Twenty-two scholars from universities on three continents participated in four research panels on Zoom. (See the full program.) Among the presenters was Jodi McFarland Friedman, a doctoral student at the University of Maryland, whose paper "'Mystery People': Tri-Racial Isolate Newspaper Coverage and Conceptions of Race from 1880-1943" received the Elliot King Award for outstanding research presented at the conference.
Additionally, Kathy Roberts Forde (pictured) and Sid Bedingfield, editors of the book Journalism and Jim Crow, joined with two of the book's contributors on a keynote panel.
Seventy people registered for the conference. According to conference co-coordinator A.J. Bauer, most sessions had at least 30 attendees at their peak.
Bauer said that he and fellow coordinators Matthew Pressman and Rich Shumate appreciated moderators Forde, Erin Coyle, and Meg Heckman volunteering their time to help the event run smoothly.
"Although virtual, JJCHC this year gave me an opportunity to share space with folks I'd only ever communicated with via email," Bauer said. "While I can't wait to meet these colleagues in person, it was a treat to be able to share virtual space with them."
Pressman said it was terrific to see the high level of enthusiasm and high quality of work among the presenters and attendees.

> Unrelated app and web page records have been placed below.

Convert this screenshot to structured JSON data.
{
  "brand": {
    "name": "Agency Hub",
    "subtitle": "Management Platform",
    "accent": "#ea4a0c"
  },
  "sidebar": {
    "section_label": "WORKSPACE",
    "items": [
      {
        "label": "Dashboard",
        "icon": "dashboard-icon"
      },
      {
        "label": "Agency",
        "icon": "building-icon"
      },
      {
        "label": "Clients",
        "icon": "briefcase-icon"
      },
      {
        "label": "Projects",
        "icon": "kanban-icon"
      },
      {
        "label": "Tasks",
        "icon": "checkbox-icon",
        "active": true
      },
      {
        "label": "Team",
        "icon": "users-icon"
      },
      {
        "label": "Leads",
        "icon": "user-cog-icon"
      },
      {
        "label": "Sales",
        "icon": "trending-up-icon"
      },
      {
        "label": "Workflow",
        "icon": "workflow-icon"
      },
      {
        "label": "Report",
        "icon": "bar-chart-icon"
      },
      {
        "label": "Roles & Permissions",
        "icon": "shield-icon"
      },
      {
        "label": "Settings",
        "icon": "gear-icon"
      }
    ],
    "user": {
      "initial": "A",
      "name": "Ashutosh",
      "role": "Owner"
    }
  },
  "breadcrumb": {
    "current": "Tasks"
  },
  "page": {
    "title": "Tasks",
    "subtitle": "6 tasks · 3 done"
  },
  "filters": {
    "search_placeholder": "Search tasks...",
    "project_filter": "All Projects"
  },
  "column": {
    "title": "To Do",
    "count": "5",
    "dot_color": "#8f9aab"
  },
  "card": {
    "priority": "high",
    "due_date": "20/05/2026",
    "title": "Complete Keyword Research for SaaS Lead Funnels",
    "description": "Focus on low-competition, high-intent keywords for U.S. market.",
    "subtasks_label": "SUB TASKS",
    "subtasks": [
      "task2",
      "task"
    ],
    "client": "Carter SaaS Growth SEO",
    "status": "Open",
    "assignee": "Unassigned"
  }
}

"That shows me that JJCHC is still thriving, despite having been canceled in 2021 and switching to virtual at the last minute in 2020," Pressman said. "I am eager to see it return to an in-person conference in New York City in 2023."